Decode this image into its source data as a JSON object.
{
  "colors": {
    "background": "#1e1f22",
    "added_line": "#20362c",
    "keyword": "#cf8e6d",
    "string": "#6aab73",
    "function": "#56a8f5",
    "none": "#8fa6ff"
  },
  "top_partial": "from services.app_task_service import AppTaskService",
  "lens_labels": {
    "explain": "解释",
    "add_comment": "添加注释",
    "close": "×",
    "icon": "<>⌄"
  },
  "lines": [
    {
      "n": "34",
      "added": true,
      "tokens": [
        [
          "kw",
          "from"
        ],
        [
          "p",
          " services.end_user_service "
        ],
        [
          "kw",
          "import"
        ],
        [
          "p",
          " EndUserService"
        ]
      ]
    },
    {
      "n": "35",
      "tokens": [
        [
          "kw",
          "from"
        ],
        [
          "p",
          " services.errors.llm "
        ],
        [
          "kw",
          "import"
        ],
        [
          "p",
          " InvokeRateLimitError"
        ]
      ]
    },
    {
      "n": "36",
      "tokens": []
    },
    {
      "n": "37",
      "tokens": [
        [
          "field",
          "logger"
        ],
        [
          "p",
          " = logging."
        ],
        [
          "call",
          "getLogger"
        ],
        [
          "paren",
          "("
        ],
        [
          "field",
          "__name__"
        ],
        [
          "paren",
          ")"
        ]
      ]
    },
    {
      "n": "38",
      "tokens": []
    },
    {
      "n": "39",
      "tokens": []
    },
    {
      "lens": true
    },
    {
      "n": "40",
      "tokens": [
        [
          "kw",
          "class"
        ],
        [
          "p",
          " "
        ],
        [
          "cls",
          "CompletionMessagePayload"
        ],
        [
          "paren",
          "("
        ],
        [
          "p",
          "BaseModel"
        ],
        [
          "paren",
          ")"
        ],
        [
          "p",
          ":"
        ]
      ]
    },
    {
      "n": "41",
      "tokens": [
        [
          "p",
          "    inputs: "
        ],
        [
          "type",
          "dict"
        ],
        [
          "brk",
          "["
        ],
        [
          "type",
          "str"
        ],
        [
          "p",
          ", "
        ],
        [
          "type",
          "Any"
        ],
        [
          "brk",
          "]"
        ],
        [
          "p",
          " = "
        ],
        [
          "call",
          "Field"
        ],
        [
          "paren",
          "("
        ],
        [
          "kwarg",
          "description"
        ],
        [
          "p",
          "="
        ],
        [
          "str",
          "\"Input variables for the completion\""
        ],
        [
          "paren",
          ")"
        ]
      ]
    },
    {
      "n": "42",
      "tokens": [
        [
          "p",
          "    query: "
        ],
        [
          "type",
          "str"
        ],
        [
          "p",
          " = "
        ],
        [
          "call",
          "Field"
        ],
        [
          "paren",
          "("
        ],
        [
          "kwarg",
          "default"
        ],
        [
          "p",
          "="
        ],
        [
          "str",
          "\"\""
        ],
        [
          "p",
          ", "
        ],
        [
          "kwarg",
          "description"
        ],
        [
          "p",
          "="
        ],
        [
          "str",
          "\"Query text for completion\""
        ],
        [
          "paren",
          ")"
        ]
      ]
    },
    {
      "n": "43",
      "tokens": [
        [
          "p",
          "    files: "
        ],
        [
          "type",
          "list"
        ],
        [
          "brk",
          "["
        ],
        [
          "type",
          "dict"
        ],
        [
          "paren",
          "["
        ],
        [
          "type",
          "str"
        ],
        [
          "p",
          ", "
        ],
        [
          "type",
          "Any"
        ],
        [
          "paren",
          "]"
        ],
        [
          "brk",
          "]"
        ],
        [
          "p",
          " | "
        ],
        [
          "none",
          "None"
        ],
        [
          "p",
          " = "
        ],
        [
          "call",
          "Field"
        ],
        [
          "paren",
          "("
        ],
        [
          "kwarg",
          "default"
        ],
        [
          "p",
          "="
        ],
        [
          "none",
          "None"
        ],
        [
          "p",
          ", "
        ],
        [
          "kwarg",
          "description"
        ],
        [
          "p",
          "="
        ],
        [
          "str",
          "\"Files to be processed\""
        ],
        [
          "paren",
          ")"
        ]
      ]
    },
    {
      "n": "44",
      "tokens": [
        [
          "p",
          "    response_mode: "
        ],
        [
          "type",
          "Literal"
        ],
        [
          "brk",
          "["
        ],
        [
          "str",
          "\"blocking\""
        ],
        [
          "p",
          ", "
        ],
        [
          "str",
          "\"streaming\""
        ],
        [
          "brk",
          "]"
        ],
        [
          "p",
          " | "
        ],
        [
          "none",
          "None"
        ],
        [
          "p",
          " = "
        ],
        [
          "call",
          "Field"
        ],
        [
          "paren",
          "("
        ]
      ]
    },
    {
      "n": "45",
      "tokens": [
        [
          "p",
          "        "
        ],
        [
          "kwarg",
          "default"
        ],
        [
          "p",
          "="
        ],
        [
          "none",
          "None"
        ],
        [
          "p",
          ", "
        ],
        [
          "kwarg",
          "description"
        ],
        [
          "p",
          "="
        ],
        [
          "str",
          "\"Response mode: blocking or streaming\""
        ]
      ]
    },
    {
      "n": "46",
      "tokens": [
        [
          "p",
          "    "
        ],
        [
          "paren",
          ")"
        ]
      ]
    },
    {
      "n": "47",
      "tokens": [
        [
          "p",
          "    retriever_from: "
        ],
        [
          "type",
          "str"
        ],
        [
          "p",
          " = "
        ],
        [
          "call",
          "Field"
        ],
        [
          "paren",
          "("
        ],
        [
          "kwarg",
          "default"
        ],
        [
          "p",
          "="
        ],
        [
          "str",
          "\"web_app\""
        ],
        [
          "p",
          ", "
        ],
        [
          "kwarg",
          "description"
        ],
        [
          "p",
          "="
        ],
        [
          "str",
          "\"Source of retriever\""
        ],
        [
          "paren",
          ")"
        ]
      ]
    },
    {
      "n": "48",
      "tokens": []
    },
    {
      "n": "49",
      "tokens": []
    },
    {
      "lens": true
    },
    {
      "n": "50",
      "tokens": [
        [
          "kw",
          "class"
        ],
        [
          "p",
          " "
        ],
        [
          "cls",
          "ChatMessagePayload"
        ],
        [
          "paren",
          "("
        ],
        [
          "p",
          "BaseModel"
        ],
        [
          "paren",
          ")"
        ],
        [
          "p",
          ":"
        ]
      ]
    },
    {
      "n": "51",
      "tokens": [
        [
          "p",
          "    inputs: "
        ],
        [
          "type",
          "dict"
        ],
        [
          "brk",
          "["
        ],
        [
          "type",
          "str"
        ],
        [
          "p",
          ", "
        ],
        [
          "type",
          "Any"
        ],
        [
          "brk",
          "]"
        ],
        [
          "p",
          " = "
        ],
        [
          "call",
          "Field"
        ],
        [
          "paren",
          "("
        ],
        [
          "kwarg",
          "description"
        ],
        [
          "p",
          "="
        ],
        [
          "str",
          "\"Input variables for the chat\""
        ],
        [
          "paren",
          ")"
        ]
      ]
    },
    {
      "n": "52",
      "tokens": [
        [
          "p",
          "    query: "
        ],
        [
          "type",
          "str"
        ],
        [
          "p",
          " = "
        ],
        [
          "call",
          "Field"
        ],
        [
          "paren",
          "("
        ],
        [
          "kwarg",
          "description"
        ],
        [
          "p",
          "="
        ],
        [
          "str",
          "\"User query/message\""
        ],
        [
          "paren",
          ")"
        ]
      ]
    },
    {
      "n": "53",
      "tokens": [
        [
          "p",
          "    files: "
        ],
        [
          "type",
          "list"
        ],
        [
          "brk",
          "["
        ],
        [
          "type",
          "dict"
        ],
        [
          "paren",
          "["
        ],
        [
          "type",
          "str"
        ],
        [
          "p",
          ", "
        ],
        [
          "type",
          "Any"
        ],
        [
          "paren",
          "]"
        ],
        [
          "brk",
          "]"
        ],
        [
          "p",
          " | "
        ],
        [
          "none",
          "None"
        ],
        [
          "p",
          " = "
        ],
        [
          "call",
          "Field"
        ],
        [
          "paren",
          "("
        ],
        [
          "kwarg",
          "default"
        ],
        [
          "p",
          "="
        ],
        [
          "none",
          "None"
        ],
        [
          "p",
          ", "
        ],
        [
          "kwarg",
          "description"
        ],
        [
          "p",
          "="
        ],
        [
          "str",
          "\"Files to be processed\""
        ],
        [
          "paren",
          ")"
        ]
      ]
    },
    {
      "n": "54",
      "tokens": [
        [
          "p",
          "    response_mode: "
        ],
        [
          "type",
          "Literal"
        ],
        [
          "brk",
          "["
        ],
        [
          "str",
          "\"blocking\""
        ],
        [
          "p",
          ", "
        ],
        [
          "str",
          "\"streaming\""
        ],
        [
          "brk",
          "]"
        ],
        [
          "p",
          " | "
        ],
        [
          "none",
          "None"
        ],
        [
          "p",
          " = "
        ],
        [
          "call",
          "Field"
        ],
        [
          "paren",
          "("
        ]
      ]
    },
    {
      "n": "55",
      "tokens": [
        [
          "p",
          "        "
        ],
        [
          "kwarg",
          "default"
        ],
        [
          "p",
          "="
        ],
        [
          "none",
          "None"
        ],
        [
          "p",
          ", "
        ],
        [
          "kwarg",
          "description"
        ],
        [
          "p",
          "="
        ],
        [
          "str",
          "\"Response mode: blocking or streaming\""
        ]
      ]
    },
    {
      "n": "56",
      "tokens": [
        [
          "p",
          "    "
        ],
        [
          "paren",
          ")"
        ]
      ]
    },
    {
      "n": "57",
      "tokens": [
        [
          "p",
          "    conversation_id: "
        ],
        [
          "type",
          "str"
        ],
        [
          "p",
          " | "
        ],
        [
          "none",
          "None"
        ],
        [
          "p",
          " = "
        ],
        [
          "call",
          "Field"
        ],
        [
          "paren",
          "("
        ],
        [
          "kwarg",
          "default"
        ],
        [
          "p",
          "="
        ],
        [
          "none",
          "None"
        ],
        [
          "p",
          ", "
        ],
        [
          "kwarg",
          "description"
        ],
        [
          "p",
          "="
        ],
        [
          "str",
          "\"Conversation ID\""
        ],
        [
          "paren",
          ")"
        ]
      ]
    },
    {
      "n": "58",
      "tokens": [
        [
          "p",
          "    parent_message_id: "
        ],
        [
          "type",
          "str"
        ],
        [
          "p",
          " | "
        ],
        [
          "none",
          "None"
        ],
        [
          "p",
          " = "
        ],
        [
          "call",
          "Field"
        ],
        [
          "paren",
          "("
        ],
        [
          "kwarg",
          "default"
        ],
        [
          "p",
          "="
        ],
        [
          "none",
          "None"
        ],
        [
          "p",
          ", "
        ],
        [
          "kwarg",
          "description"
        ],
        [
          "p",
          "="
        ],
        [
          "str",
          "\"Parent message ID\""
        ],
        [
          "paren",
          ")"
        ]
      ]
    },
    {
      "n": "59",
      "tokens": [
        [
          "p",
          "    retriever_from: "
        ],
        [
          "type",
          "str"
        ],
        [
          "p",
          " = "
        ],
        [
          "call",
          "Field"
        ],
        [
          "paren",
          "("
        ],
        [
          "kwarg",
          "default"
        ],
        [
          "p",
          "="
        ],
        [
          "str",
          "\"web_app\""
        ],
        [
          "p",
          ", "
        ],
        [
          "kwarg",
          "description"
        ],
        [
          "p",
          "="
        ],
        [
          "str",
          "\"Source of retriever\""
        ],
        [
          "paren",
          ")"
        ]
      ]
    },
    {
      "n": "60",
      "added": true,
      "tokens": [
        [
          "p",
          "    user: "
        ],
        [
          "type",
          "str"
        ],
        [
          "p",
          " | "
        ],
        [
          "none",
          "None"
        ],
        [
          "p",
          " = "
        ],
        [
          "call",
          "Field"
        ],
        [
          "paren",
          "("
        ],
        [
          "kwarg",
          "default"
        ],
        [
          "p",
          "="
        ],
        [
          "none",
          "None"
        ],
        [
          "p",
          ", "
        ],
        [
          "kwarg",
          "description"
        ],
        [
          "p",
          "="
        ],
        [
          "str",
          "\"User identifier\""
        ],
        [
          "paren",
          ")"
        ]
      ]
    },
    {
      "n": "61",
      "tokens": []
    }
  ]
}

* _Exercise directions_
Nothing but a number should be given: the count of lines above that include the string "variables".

* _Response area_
2